Data for this task START

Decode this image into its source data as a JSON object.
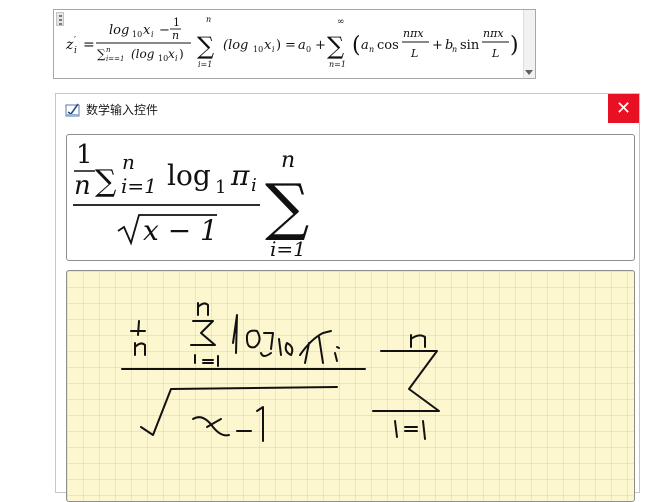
{
  "document": {
    "equation": {
      "lhs_var": "z",
      "lhs_sub": "i",
      "lhs_prime": "′",
      "equals": "=",
      "frac_num_log": "log",
      "frac_num_log_base": "10",
      "frac_num_x": "x",
      "frac_num_x_sub": "i",
      "frac_num_minus": "−",
      "frac_num_one": "1",
      "frac_num_n": "n",
      "frac_den_sum": "∑",
      "frac_den_sum_sup": "n",
      "frac_den_sum_sub": "i==1",
      "frac_den_rest": "(log",
      "frac_den_base": "10",
      "frac_den_x": "x",
      "frac_den_xsub": "i",
      "frac_den_close": ")",
      "sum_symbol": "∑",
      "sum_top": "n",
      "sum_bottom": "i=1",
      "paren_open": "(log",
      "paren_base": "10",
      "paren_x": "x",
      "paren_xsub": "i",
      "paren_close": ")",
      "eq2": "=",
      "a": "a",
      "a_sub": "0",
      "plus1": "+",
      "sum2_symbol": "∑",
      "sum2_top": "∞",
      "sum2_bottom": "n=1",
      "big_open": "(",
      "an": "a",
      "an_sub": "n",
      "cos": "cos",
      "f1_num": "nπx",
      "f1_den": "L",
      "plus2": "+",
      "bn": "b",
      "bn_sub": "n",
      "sin": "sin",
      "f2_num": "nπx",
      "f2_den": "L",
      "big_close": ")"
    }
  },
  "panel": {
    "title": "数学输入控件",
    "close_label": "✕",
    "preview": {
      "one": "1",
      "n_den": "n",
      "sum": "∑",
      "sum_sup": "n",
      "sum_sub": "i=1",
      "log": "log",
      "log_base": "1",
      "pi": "π",
      "pi_sub": "i",
      "sqrt_expr": "x − 1",
      "bigsum": "∑",
      "bigsum_top": "n",
      "bigsum_bottom": "i=1"
    },
    "colors": {
      "close_bg": "#e81123",
      "ink_bg": "#fdf7cf",
      "ink_stroke": "#111111"
    }
  }
}
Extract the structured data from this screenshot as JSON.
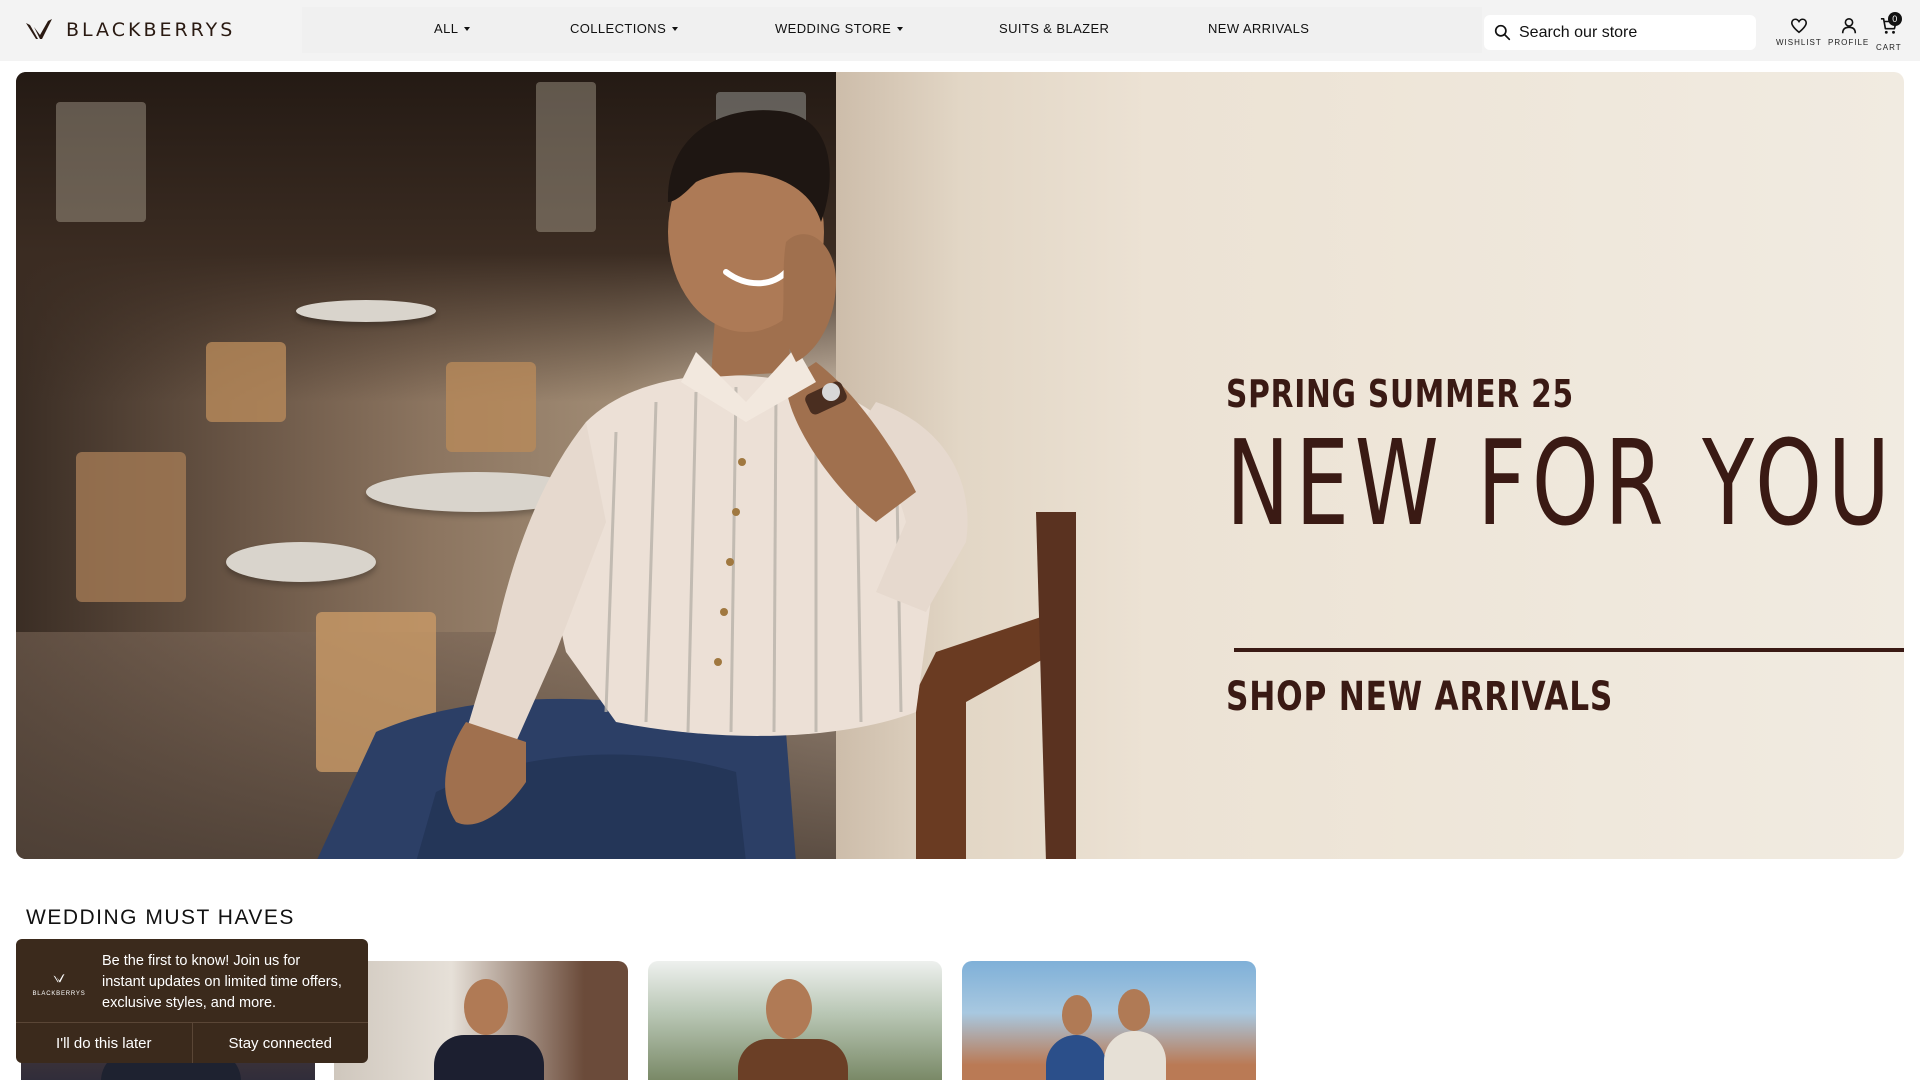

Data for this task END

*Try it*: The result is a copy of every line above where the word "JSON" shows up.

*Result of this exercise*:
Decode this image into its source data as a JSON object.
Extract the structured data from this screenshot as JSON.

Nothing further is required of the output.